Thursday, February 12, 2009

Good News and Medicaid

Often, once periods or events in life have passed, it is far easier to look back on them and discuss them in ways you wouldn't think to while they were happening. Today, I'm going to talk about Medicaid, after last night's (not so serious, relax Mom) fun with Kayla.

I was laid off in the middle of July, and was informed that my health insurance would end at the end of the month. I had an option to go on COBRA to retain that insurance, and one of the wiser and more interesting aspects of COBRA is that it lets you take a few months to decide whether you'd have wanted it retroactively. As Serach was also not working at the time, having just had a baby and not wishing to return to her job as a full-time special education teacher, we went on Medicaid instead.

Last night, Kayla had a high fever and was coughing very harshly. She'd had a mild cold for a couple of days, and hadn't been particularly interested in drinking that morning, but she'd overall been happy and smiling until late in the evening. We'd gone on a walk with the girls earlier, gotten pizza much to the delight of both, and Kayla fell asleep on the way home. (Scary Elianna memory story: There was a young woman waiting to buy a headband from Serach at our apartment, who had stopped by once before for a few minutes. Elianna saw her and said "That's Elisheva, right? Remember when she came to our house?") We called the doctor after her fever came up as 103.0 and 102.9 over a couple hours, and after hearing her cough over the phone, he recommended not waiting until the morning and to take her to LIJ (and he gave us directions!).

Pobody's Nerfect did us a huge favor, leaving her (birthday boy!) husband Shake to come stay with Elianna, while we drove to LIJ's pediatric emergency room. I parked while Serach registered at the desk, and after a short wait, we were asked to come in. The details aren't particularly important, but essentially, despite overcrowding and a lack of rooms, we were extremely well taken care of, got fantastic care, and were actually home in less than 3-1/2 hours from when we left. It helps obviously that what she had is rather common and easy to take care of (croup - steroids to reduce the swollen area in the back of her throat and cool mist to breathe... total A-Rod jokes: Two in the ER, three since). The total cost to us: $0. It seems almost hard to believe, and it's great - we now know that should we ever have another problem, we can make a quick trip to the ER to get it taken care of.
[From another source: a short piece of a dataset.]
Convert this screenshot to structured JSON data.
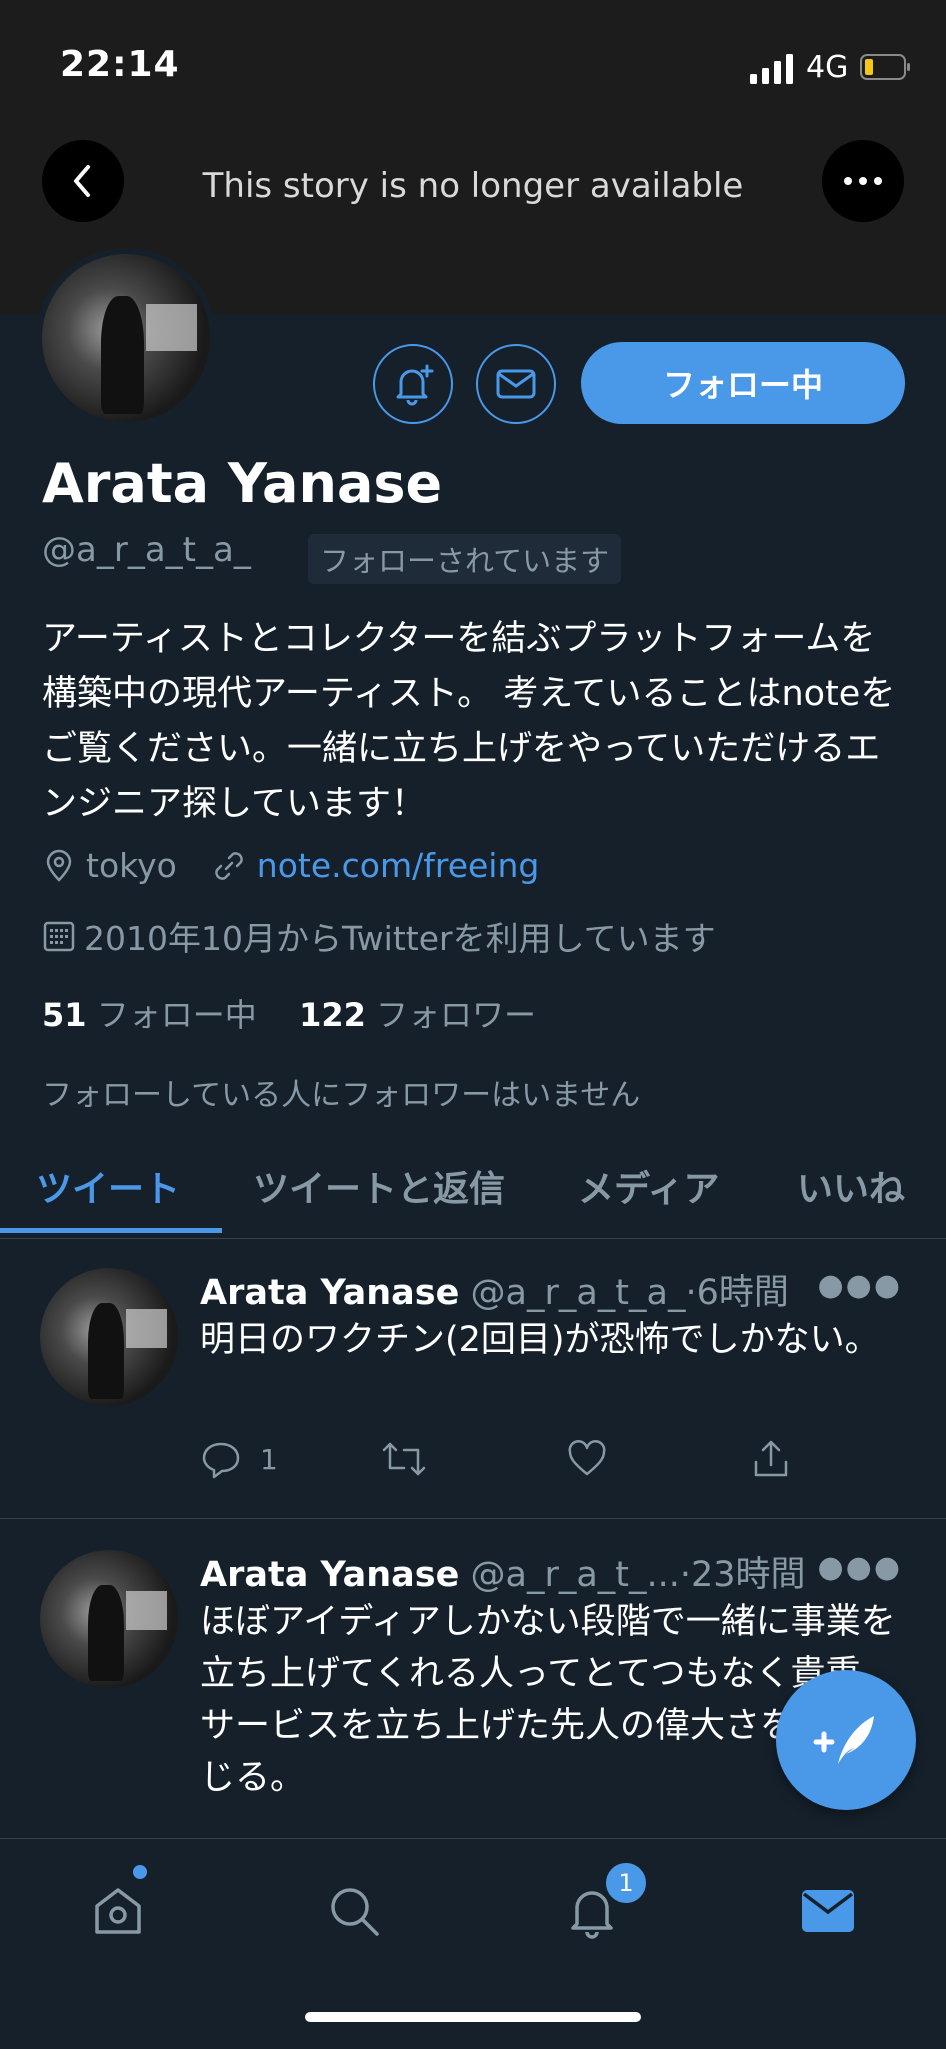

This is also one primary reason why universal health care for the country is a horrible idea. Our ER trip probably cost the United States government a few hundred dollars. One can argue whether or not it is fair or a good idea for Medicaid to exist, and personally, I can argue both sides of that. But the statistics from Medicaid show just how much more likely someone getting something for free is to take advantage of what's there than someone who has to pay nominally for the same. According to the Kaiser Family Foundation:
Among the uninsured who would have been without coverage for the entire year, health spending would more than double, growing from $1,686 to $3,673 per person in 2008.
Better yet:
The visit rate for Medicaid patients (82 per 100 persons with Medicaid) was higher than the rate for those with Medicare (48 per 100 persons with Medicare), no insurance (48 per 100 persons with no insurance), and private insurance (21 per 100 persons with private insurance.
Now, there are some reasons why Medicare is so much higher (more likely to have more children on it, etc.), but 4x those with private insurance is astounding. It's especially so when you figure that a large percentage of those with private insurance are not exactly spending a fortune on the service itself: Most people either have a small co-pay or pay 10-20% of the cost of service. It is important to note that the argument is not necessarily that the people did not need the care at all; but people will seek out greater levels of care than necessary when they are not the ones footing the bill.

Now factor in the wait time - we were lucky and had a short wait time, but other people there were waiting longer. Even so, we and two other families were being serviced in an inner wait area while they waited for rooms to open up - and this at 11:00 at night. If the number of people were doubled, hospitals would go from never really catching up to simply not being able to care for patients. (In Canada, wait times and inabilities to get an appointment continually rank as the highest difficulties.)

Just two of the reasons why universal health care is a bad idea in the US, clear from just a single observation.